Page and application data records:

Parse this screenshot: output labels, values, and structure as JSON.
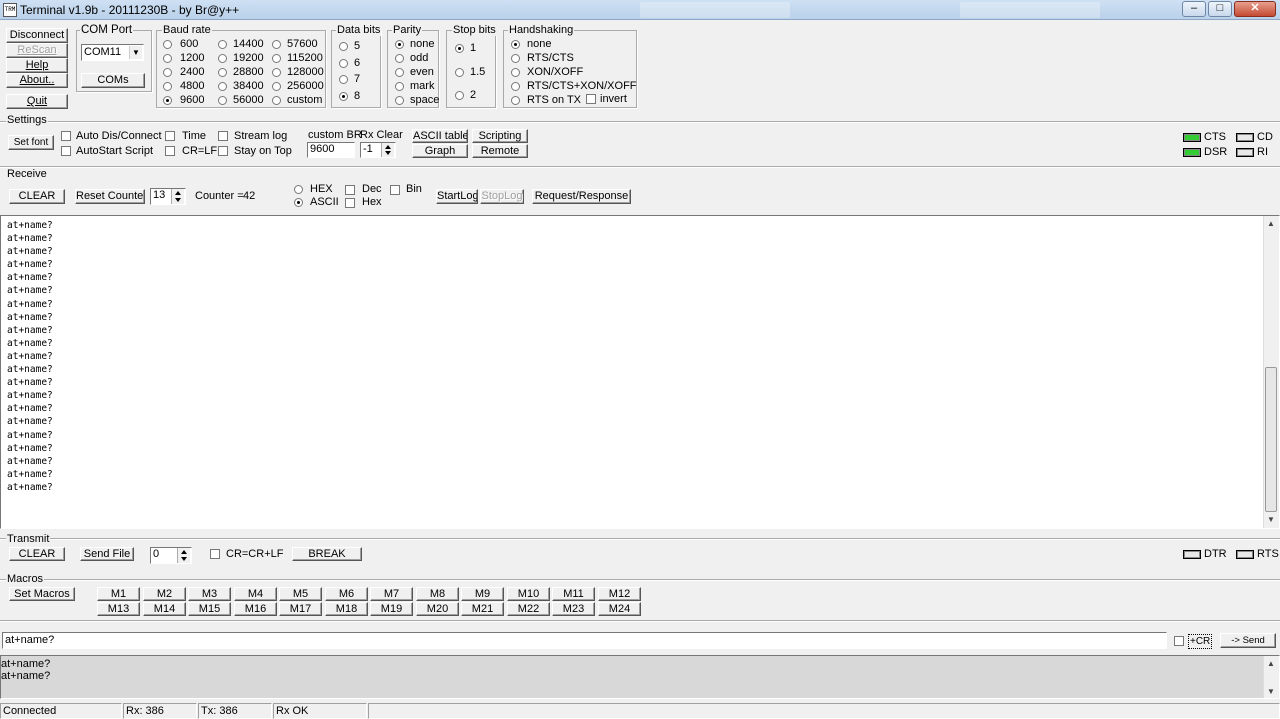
{
  "window": {
    "title": "Terminal v1.9b - 20111230B - by Br@y++",
    "icon_text": "TRM",
    "controls": [
      "minimize-icon",
      "maximize-icon",
      "close-icon"
    ]
  },
  "left_buttons": {
    "disconnect": "Disconnect",
    "rescan": "ReScan",
    "help": "Help",
    "about": "About..",
    "quit": "Quit"
  },
  "com_port": {
    "group": "COM Port",
    "selected": "COM11",
    "coms_button": "COMs"
  },
  "baud_rate": {
    "group": "Baud rate",
    "options": [
      "600",
      "1200",
      "2400",
      "4800",
      "9600",
      "14400",
      "19200",
      "28800",
      "38400",
      "56000",
      "57600",
      "115200",
      "128000",
      "256000",
      "custom"
    ],
    "selected": "9600"
  },
  "data_bits": {
    "group": "Data bits",
    "options": [
      "5",
      "6",
      "7",
      "8"
    ],
    "selected": "8"
  },
  "parity": {
    "group": "Parity",
    "options": [
      "none",
      "odd",
      "even",
      "mark",
      "space"
    ],
    "selected": "none"
  },
  "stop_bits": {
    "group": "Stop bits",
    "options": [
      "1",
      "1.5",
      "2"
    ],
    "selected": "1"
  },
  "handshaking": {
    "group": "Handshaking",
    "options": [
      "none",
      "RTS/CTS",
      "XON/XOFF",
      "RTS/CTS+XON/XOFF",
      "RTS on TX"
    ],
    "selected": "none",
    "invert_label": "invert"
  },
  "settings": {
    "group": "Settings",
    "set_font": "Set font",
    "auto_dis_connect": "Auto Dis/Connect",
    "autostart_script": "AutoStart Script",
    "time": "Time",
    "cr_lf": "CR=LF",
    "stream_log": "Stream log",
    "stay_on_top": "Stay on Top",
    "custom_br_label": "custom BR",
    "custom_br_value": "9600",
    "rx_clear_label": "Rx Clear",
    "rx_clear_value": "-1",
    "ascii_table": "ASCII table",
    "scripting": "Scripting",
    "graph": "Graph",
    "remote": "Remote"
  },
  "signals": {
    "cts": "CTS",
    "cd": "CD",
    "dsr": "DSR",
    "ri": "RI",
    "cts_on": true,
    "cd_on": false,
    "dsr_on": true,
    "ri_on": false,
    "on_color": "#33cc33",
    "off_color": "#e8e8e8"
  },
  "receive": {
    "group": "Receive",
    "clear": "CLEAR",
    "reset_counter": "Reset Counter",
    "counter_step": "13",
    "counter_label": "Counter =",
    "counter_value": "42",
    "hex_label": "HEX",
    "ascii_label": "ASCII",
    "mode_selected": "ASCII",
    "dec": "Dec",
    "hex_small": "Hex",
    "bin": "Bin",
    "startlog": "StartLog",
    "stoplog": "StopLog",
    "request_response": "Request/Response",
    "lines": [
      "at+name?",
      "at+name?",
      "at+name?",
      "at+name?",
      "at+name?",
      "at+name?",
      "at+name?",
      "at+name?",
      "at+name?",
      "at+name?",
      "at+name?",
      "at+name?",
      "at+name?",
      "at+name?",
      "at+name?",
      "at+name?",
      "at+name?",
      "at+name?",
      "at+name?",
      "at+name?",
      "at+name?"
    ]
  },
  "transmit": {
    "group": "Transmit",
    "clear": "CLEAR",
    "send_file": "Send File",
    "counter": "0",
    "cr_crlf": "CR=CR+LF",
    "break": "BREAK",
    "dtr": "DTR",
    "rts": "RTS"
  },
  "macros": {
    "group": "Macros",
    "set_macros": "Set Macros",
    "row1": [
      "M1",
      "M2",
      "M3",
      "M4",
      "M5",
      "M6",
      "M7",
      "M8",
      "M9",
      "M10",
      "M11",
      "M12"
    ],
    "row2": [
      "M13",
      "M14",
      "M15",
      "M16",
      "M17",
      "M18",
      "M19",
      "M20",
      "M21",
      "M22",
      "M23",
      "M24"
    ]
  },
  "send": {
    "input_value": "at+name?",
    "plus_cr": "+CR",
    "send_button": "-> Send",
    "sent_lines": [
      "at+name?",
      "at+name?"
    ]
  },
  "statusbar": {
    "connection": "Connected",
    "rx": "Rx: 386",
    "tx": "Tx: 386",
    "rx_status": "Rx OK"
  }
}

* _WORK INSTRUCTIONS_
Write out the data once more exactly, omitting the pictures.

* _EXPECTED OUTPUT_
Parse this screenshot: output labels, values, and structure as JSON.
{
  "window": {
    "title": "Terminal v1.9b - 20111230B - by Br@y++",
    "icon_text": "TRM",
    "controls": [
      "minimize-icon",
      "maximize-icon",
      "close-icon"
    ]
  },
  "left_buttons": {
    "disconnect": "Disconnect",
    "rescan": "ReScan",
    "help": "Help",
    "about": "About..",
    "quit": "Quit"
  },
  "com_port": {
    "group": "COM Port",
    "selected": "COM11",
    "coms_button": "COMs"
  },
  "baud_rate": {
    "group": "Baud rate",
    "options": [
      "600",
      "1200",
      "2400",
      "4800",
      "9600",
      "14400",
      "19200",
      "28800",
      "38400",
      "56000",
      "57600",
      "115200",
      "128000",
      "256000",
      "custom"
    ],
    "selected": "9600"
  },
  "data_bits": {
    "group": "Data bits",
    "options": [
      "5",
      "6",
      "7",
      "8"
    ],
    "selected": "8"
  },
  "parity": {
    "group": "Parity",
    "options": [
      "none",
      "odd",
      "even",
      "mark",
      "space"
    ],
    "selected": "none"
  },
  "stop_bits": {
    "group": "Stop bits",
    "options": [
      "1",
      "1.5",
      "2"
    ],
    "selected": "1"
  },
  "handshaking": {
    "group": "Handshaking",
    "options": [
      "none",
      "RTS/CTS",
      "XON/XOFF",
      "RTS/CTS+XON/XOFF",
      "RTS on TX"
    ],
    "selected": "none",
    "invert_label": "invert"
  },
  "settings": {
    "group": "Settings",
    "set_font": "Set font",
    "auto_dis_connect": "Auto Dis/Connect",
    "autostart_script": "AutoStart Script",
    "time": "Time",
    "cr_lf": "CR=LF",
    "stream_log": "Stream log",
    "stay_on_top": "Stay on Top",
    "custom_br_label": "custom BR",
    "custom_br_value": "9600",
    "rx_clear_label": "Rx Clear",
    "rx_clear_value": "-1",
    "ascii_table": "ASCII table",
    "scripting": "Scripting",
    "graph": "Graph",
    "remote": "Remote"
  },
  "signals": {
    "cts": "CTS",
    "cd": "CD",
    "dsr": "DSR",
    "ri": "RI",
    "cts_on": true,
    "cd_on": false,
    "dsr_on": true,
    "ri_on": false,
    "on_color": "#33cc33",
    "off_color": "#e8e8e8"
  },
  "receive": {
    "group": "Receive",
    "clear": "CLEAR",
    "reset_counter": "Reset Counter",
    "counter_step": "13",
    "counter_label": "Counter =",
    "counter_value": "42",
    "hex_label": "HEX",
    "ascii_label": "ASCII",
    "mode_selected": "ASCII",
    "dec": "Dec",
    "hex_small": "Hex",
    "bin": "Bin",
    "startlog": "StartLog",
    "stoplog": "StopLog",
    "request_response": "Request/Response",
    "lines": [
      "at+name?",
      "at+name?",
      "at+name?",
      "at+name?",
      "at+name?",
      "at+name?",
      "at+name?",
      "at+name?",
      "at+name?",
      "at+name?",
      "at+name?",
      "at+name?",
      "at+name?",
      "at+name?",
      "at+name?",
      "at+name?",
      "at+name?",
      "at+name?",
      "at+name?",
      "at+name?",
      "at+name?"
    ]
  },
  "transmit": {
    "group": "Transmit",
    "clear": "CLEAR",
    "send_file": "Send File",
    "counter": "0",
    "cr_crlf": "CR=CR+LF",
    "break": "BREAK",
    "dtr": "DTR",
    "rts": "RTS"
  },
  "macros": {
    "group": "Macros",
    "set_macros": "Set Macros",
    "row1": [
      "M1",
      "M2",
      "M3",
      "M4",
      "M5",
      "M6",
      "M7",
      "M8",
      "M9",
      "M10",
      "M11",
      "M12"
    ],
    "row2": [
      "M13",
      "M14",
      "M15",
      "M16",
      "M17",
      "M18",
      "M19",
      "M20",
      "M21",
      "M22",
      "M23",
      "M24"
    ]
  },
  "send": {
    "input_value": "at+name?",
    "plus_cr": "+CR",
    "send_button": "-> Send",
    "sent_lines": [
      "at+name?",
      "at+name?"
    ]
  },
  "statusbar": {
    "connection": "Connected",
    "rx": "Rx: 386",
    "tx": "Tx: 386",
    "rx_status": "Rx OK"
  }
}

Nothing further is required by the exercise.